Virginia Tech's sesquicentennial class is a diverse group
July 9, 2018
This August, an increasingly talented and diverse bunch of new Hokies is coming to Virginia Tech.
The class of 2022 comes to campus with a higher academic profile and includes more underrepresented and underserved students than last year’s first-year class, based on the university’s fall preliminary figures.
The class’ graduation year marks an important milestone at Virginia Tech — the university’s 150th anniversary, its sesquicentennial.
Orientation began this week for all new 6,428 Hokies, who hail from 46 states and U.S. territories and 53 countries. Of these new students, 2,009 are considered underrepresented minorities or underserved. This is up 5 percent from 1,914 in 2017. The 2018 cohort comprises 34 percent of first-year students, excluding international students.
According to the federal definition, underrepresented students include those who are American Indian/Alaska Native, African American, Hispanic, Native Hawaiian or other Pacific Islander, and two or more race combinations of these ethnicities. Underserved students are those who are the first in their families to attend college and/or are eligible for Federal Pell Grants.
By 2022, Virginia Tech wants to increase its population of underrepresented and underserved undergraduate students to 40 percent, with a goal of creating a diverse campus that prepares students for the world, said Virginia Tech President Tim Sands during his State of the University address last year.
Based on the fall 2018 numbers, “this is exactly where we are headed,” said Luisa Havens Gerardo, vice provost for enrollment management at Virginia Tech. "This reflects the direction of inclusive excellence that the leadership has set for the future of Virginia Tech.”
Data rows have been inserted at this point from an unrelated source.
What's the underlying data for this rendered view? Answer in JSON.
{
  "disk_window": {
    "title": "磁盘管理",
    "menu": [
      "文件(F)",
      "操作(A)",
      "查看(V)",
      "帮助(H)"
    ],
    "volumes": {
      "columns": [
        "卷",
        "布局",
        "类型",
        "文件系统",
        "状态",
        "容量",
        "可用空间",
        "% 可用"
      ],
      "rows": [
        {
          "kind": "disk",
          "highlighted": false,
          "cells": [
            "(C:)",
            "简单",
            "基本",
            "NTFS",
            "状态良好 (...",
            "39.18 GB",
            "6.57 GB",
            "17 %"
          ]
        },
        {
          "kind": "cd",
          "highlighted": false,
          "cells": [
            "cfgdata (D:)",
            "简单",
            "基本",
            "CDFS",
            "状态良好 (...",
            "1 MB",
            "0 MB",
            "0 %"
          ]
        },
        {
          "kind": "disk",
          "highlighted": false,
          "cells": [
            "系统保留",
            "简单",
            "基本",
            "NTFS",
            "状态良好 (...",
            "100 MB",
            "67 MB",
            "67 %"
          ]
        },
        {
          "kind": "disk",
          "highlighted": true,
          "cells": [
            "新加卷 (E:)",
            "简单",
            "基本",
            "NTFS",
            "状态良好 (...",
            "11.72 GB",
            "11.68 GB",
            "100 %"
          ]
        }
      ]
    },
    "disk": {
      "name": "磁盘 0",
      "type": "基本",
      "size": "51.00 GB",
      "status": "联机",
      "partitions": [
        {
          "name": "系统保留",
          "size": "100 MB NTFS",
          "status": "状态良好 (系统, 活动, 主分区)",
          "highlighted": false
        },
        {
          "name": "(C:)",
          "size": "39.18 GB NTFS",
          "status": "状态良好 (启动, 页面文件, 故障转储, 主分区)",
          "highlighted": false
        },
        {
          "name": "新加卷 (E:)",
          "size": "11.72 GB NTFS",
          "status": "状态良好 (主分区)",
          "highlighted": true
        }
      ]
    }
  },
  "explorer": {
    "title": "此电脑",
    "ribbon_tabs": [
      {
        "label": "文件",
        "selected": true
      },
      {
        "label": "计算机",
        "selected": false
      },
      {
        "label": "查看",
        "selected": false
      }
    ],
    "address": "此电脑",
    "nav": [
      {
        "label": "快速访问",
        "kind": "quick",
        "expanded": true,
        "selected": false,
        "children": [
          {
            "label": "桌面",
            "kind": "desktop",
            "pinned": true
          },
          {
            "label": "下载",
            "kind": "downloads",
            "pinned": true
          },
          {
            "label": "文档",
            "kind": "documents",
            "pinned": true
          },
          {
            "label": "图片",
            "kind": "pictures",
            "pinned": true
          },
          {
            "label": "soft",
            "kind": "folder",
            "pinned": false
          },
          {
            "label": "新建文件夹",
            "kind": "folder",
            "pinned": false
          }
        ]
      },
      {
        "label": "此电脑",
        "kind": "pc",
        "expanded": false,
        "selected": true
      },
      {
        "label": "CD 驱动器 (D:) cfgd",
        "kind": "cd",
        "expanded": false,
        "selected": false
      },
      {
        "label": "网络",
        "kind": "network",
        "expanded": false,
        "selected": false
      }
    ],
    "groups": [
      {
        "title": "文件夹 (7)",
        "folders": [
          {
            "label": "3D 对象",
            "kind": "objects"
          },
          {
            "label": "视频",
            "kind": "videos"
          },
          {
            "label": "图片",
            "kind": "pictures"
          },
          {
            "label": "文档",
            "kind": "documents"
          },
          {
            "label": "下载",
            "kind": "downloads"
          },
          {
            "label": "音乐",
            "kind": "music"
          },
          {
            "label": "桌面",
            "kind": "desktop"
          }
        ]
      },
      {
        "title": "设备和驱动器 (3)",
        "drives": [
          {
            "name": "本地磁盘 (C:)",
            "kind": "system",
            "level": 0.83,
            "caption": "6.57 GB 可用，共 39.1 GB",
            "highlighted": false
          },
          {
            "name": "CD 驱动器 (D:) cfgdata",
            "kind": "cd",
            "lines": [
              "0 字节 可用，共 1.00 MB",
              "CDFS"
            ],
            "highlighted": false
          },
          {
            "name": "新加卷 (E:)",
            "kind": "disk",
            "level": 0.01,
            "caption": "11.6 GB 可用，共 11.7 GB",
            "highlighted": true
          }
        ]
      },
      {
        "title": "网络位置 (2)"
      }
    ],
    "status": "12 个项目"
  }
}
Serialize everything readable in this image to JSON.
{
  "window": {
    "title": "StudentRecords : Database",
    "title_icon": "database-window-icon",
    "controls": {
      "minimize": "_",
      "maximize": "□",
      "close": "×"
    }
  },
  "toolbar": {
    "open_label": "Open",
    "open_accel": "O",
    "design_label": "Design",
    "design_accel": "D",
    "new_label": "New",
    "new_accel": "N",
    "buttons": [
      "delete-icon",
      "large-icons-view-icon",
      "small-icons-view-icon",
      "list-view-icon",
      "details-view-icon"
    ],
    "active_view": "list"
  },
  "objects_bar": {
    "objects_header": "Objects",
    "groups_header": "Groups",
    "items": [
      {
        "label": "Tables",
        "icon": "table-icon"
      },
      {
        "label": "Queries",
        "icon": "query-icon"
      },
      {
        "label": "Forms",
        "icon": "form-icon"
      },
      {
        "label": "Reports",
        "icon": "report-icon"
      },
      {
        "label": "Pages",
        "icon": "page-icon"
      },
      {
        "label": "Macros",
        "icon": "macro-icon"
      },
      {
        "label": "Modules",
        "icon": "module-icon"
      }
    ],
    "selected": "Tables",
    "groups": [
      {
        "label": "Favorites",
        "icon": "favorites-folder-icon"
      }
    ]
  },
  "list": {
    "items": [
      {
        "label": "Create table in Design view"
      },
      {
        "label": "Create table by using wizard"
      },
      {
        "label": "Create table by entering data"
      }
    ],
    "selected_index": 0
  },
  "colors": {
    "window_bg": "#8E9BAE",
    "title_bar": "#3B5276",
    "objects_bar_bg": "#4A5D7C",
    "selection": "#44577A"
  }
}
She said several factors likely led to these increases, including a redoubling of communication and outreach efforts to increase yield and a greater number of financial aid packages sent to students and families within a week from when they received their admissions decisions.
Also, some individual colleges at Virginia Tech renewed or increased the scholarship funds offered to first-year students.
“That’s the kind of work that is required,” Gerardo said. “We want to eliminate as many barriers as possible.”
Virginia Tech already is making changes to its admissions process for students next year. Among the changes, the university will begin using a uniform application process intended to be easier and increase accessibility to financial aid, encouraging more lower-income and first-generation students to apply early. Other changes include application fee waivers for some and the ability for students to self-report their transcripts and test scores to save money.
Although Virginia Tech saw the highest number of applications in its history, at more than 32,000, the overall size of this year’s Hokie class is smaller than the approximately 6,800 first-year students last fall. The size reflects the university’s efforts to manage growth, Gerardo said.
As for popular colleges for new students, the College of Engineering leads the way, with 1,888 students enrolled this fall. The College of Science is the second-most popular, with 1,122 first-year students.
With a 4.06 average grade point average and an average SAT score of 1,280, the newest Hokies also represent some of the best students in the country — and in Virginia.
About 57 percent of this year’s new students have a high school grade point average of 4.0 and higher. More than half of those students are from Virginia.
Written by Jenny Kincaid Boone
The Newest Hokie Class
A snapshot of the Virginia Tech sesquicentennial class of 2022